A surprise production cut by the Organization of Petroleum Exporting Countries and its allies (OPEC plus) is just one factor lifting the spirits of Canada’s energy sector executives these days, as experts say crude prices could return to US$100 a barrel later this year.
“Buoyant” and “extremely positive” were some of the terms used by CEOs on Tuesday to describe the mood at a major oil and gas conference in Toronto, which took place just two days after the unexpected move by OPEC sent oil futures surging.
It was only a few weeks ago that oil prices fell to the mid-$60 range due to concerns over bank failures south of the border.
But the OPEC news has sent the price for North American crude benchmark West Texas Intermediate (WTI) above US$80 for the first time since January. And attendees at Tuesday’s conference sponsored by BMO and the Canadian Association of Petroleum Producers (CAPP) talked about a potential return to triple-digit oil prices by the fall.
“I think this was a bit of a shock to everyone with how quickly it happened,” said Craig Bryksa, CEO of Crescent Point Energy Corp. – which last week announced it has reached a deal to buy Spartan Delta Corp.’s Montney oilfield assets for $1.7 billion – in an interview.
“That being said, the mood at this conference is extremely positive. There’s a little bit of a spring in everybody’s step.”
Canadian oil and gas companies reaped record profits in 2022 as the war in Ukraine and global fears about energy security drove commodity prices sky-high in the spring of last year.
But prices have been weighed down so far in 2023 by uncertainty over the stickiness of global inflation and the chance of a coming economic recession.
However, BMO Capital Markets’ head of energy Bradley Wells said the bank has always had a bullish outlook for the Canadian energy sector for this year, based on what it believes is tight global supply and an overall lack of investment in oil and gas production over the past several years.
He said that OPEC’s announced cut of more than a million barrels per day could easily tilt oil prices into $100-per-barrel territory within a few months.

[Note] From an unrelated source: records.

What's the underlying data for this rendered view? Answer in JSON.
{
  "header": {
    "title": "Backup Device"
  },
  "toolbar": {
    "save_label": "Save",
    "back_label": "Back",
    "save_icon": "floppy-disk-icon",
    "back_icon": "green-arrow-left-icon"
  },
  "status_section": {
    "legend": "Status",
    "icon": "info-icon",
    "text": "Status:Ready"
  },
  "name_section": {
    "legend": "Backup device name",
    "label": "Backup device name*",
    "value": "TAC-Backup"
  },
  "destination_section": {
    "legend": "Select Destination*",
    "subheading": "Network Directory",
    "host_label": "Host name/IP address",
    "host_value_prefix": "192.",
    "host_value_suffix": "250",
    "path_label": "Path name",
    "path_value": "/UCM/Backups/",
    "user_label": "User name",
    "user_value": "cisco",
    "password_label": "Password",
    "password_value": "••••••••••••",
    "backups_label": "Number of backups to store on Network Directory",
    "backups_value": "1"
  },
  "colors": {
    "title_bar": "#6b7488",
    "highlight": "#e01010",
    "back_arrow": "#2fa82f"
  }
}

“That’s certainly a possibility, by the end of this year and into the next year,” Wells said in an interview. “It’s definitely on the table again.”
“It’s a tight supply-demand dynamic to begin with, so when you’re talking about (OPEC’s cut), it’s not a rounding error. It actually is significant.”
For oil and gas executives, volatility has been the name of the game for much of the last decade, so the OPEC news on its own isn’t enough to get most of them to pop the champagne.
“It depends on how long you’ve been doing this, how many cycles have you seen, how much scar tissue you have,” said Ian Dundas, president of Enerplus Corp., on Tuesday.
But Jonathan Wright, CEO of NuVista Energy, said there’s a feeling among many in the industry that after nearly a decade of downturn, Canadian oil and gas is back.
“I would say even without the OPEC cuts ... there’s a lot of analysts calling for quite an increase in oil prices through the second half of the year,” Wright said in an interview.
Wright said he believes the war in Ukraine and its affect on global energy supply show that global investment in oil and gas has not grown at the rate it needs to.
“And that’s because of everyone investing in green (energy), and forgetting that we still need oil and gas,” he said.
“I hope we can find some balance in the middle, because if we don’t, we’re going to end up having shortages.”
In March, CAPP forecast that oil and natural gas investment in upstream production in Canada will hit $40.0 billion in 2023, surpassing pre-COVID investment levels.
In February, the International Energy Agency said global oil demand is forecast to rise by two million barrels per day in 2023.
But the IEA also predicts that while global oil demand will rise each year until 2030, it will peak soon after as electric vehicles and efficiency gains undermine demand.